We’ll never know how many people were in the ground for the match but in the Sunday Mirror’s Brian McNally’s account of the events, he estimates there were 120,000 in and around the ground and says his teenage feet didn’t touch the ground for ten minutes as he was carried along in the human tide. Most estimates were that around 75,000 actually got inside, many of whom hadn’t paid as the crowd pressure on a gate at the Roker End had caused a wall to collapse and thousands surged in. There were soon stories doing the rounds of little old ladies going out to get a packet of tea and being so engulfed by the tightly-packed crowd that they were swept into the ground through the gap in the wall. I think I recall seeing photos in the Echo of a street being awash with shoes that had come off in the crush. In the chaos two people died of heart-attacks and around eighty were injured and it’s really a surprise that there weren’t many more casualties. The official attendance was 46,727, one of whom was my brother Graham. The cinder track around the pitch had to accommodate thousands who couldn’t fit onto the terraces and when I watched the highlights on the news later, I’m sure many of these ran onto the pitch after one of our goals.

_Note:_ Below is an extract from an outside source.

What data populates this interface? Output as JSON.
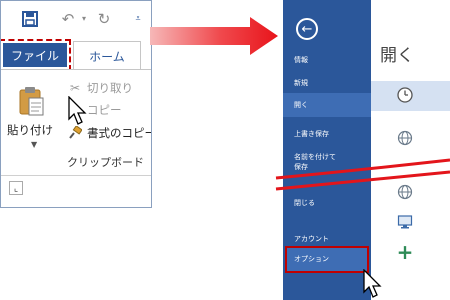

We lined up in our usual 2-3-5 formation and the team was Montgomery, Irwin, Ashurst, Harvey, Hurley, Elliott, Usher, Herd, Sharkey, Crossan and Mulhall. United’s team was Gaskell, Brennan, Dunne, Crerand, Foulkes, Setters, Herd, Chisnall, Charlton, Law and Best. It was a real ding-dong of a match from start to finish and we played out of our skins with particular plaudits going to our full-backs, Cec and Len. We went one-up in the 43rd minute when a throw by Elliott was back-headed by Sharkey, who then blasted home Foulkes’s headed clearance. United equalized in the 62nd minute after an uncharacteristic error by Monty, who made a poor goal-kick that landed at the feet of Dennis Law and he duly put it away. In the first minute of extra time Sharkey’s shot from the angle of the area was turned into his own goal by Maurice Setters. In the 107th minute Law was close to an equalizer but with Monty beaten, his shot came back off the bar. United got their equalizer as the seconds ticked away with a Charlton header from a cross by David Herd.

The second replay was at Huddersfield on the following Monday and we lost 5-1. I believe I was watching ‘The Lucy Show’ as the goals piled in. My dad was no football fan and so he thought the Herd who scored for United was our own George Herd and not their David Herd. United were beaten 3-1 in the semi-final by West Ham, who went on to beat Preston 3-2 at Wembley.

I was very disappointed that we’d lost, of course, but after all we were a Second Division side and United had won the Cup in 1963 so we’d done very well to take them to two replays as well as defeating League Champions Everton on the way. But it’s still the mayhem of the crowds that stays in the memories of most of us more than the match itself. Any lingering disappointment was soon soothed by our promotion to Division 1 at the end of the season.

Many thanks to Paul Days for his help in the writing of this article.